There are other characters in this book who are superbly drawn by the author, from the sage Olympus to Lars Tarquinius, Etruscan spy, mercenary and con-man; from pirate kings such as Anchises and Sophax to enemies you can trust, like Ahenobarbus or friends you can’t turn your back on, like Herod. Then there are the great men who seem to leave nothing but death and destruction in their wake, like Cassius whose hands are stained by the blood of Caesar himself and Mark Antony, who has been to Alexandria before.


It is the city of Alexandria that is as much a character as any of them.  In his words in the books Queen Cleopatra and Purple Pirate, Talbot Mundy brings this city to life to a degree that is matched by few writers in the field of adventure fiction.  The sights of Alexander’s City from the Pharos Lighthouse to the Lochias, from Rhakotis Dock to Lake Mareotis, the scents and sounds of the crowds and the markets, the warehouses and the tax-collector’s offices bring this setting alive in a way that is matched by only two other cities in my opinion: the Paris of the Three Musketeers and the London of Sherlock Holmes.

Of all the Tros books, it is Purple Pirate that has the most action.  There are at least six open battles, from fleet actions to repelling borders to river actions to the outnumbered defense of an old Egyptian fort, with at least one duel, an ambush or two and a chariot race, of course.  The fight with Anchises off the coast of Cyprus is a great example:

Sword and scimitar flashed, clashed, clangored like sledge on anvil.

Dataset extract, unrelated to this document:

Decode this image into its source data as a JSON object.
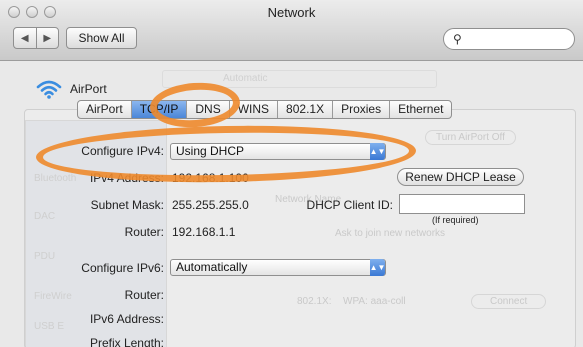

Tros’s shield beat Anchises’s face and sent him reeling down-deck, Tros after him—over him, timing his lunge to the trireme’s roll. The pirate fell, slid, rolled into the scupper and, catching the roll again, scrambled free—on his feet in a second, but off-balance. Tros’s point struck him between the throat and chin. He fell dead. The crew roared.

With each of these fights, the stakes are stacked higher and higher until Tros’s last battle is literally for everything: his life, his ships, Cleopatra, Egypt, his wife Hero and his friends, everything he owns or hopes to accomplish.  That last clash brings the saga of Tros of Samothrace to a thunderous climax with the world as he knows it in the balance as he leads his ships, with Sigurdsen and Conops in command of their own squadrons, to face a Roman fleet in an epic battle that turns Alexandria’s shadow-haunted night into day.

This ends Mundy’s Purple Pirate, a tale of love, war and adventure during the fall of the Roman Republic.  When published in 1935, Purple Pirate was both a commercial and critical success that was cited as a rare example of an author writing a sequel that was the equal of the original novel.  This also concludes our look at the Tros novels by Talbot Mundy, considered by many to be the best and most influential work of his career.  Although it has been nearly 85 years since their publication, these stories of Tros, his friends, the fighting men who follow them and the beautiful girl who throws away a throne to be his wife still have the power to entrance the reader and give them a glimpse of another world filled with adventure.  If you have not yet read all of them, I hope you will take the time to do so in the future, you won’t regret it. 

Previous posts on Tros:

“Tros of Samothrace”

“The Enemy of Rome”

“Prisoners of War”

“Hostages to Luck”

“Admiral of Caesar’s Fleet”

“The Dancing Girl of Gades”

“Messenger of Destiny”

Queen Cleopatra

Leiber’s “The Glory of Tros”

Forefathers of Sword and Sorcery: Talbot Mundy 

The Caesar Controversy

John E. Boyle is the author of Queen’s Heir and Raven’s Blood, the first two books in the Children of Khetar fantasy series.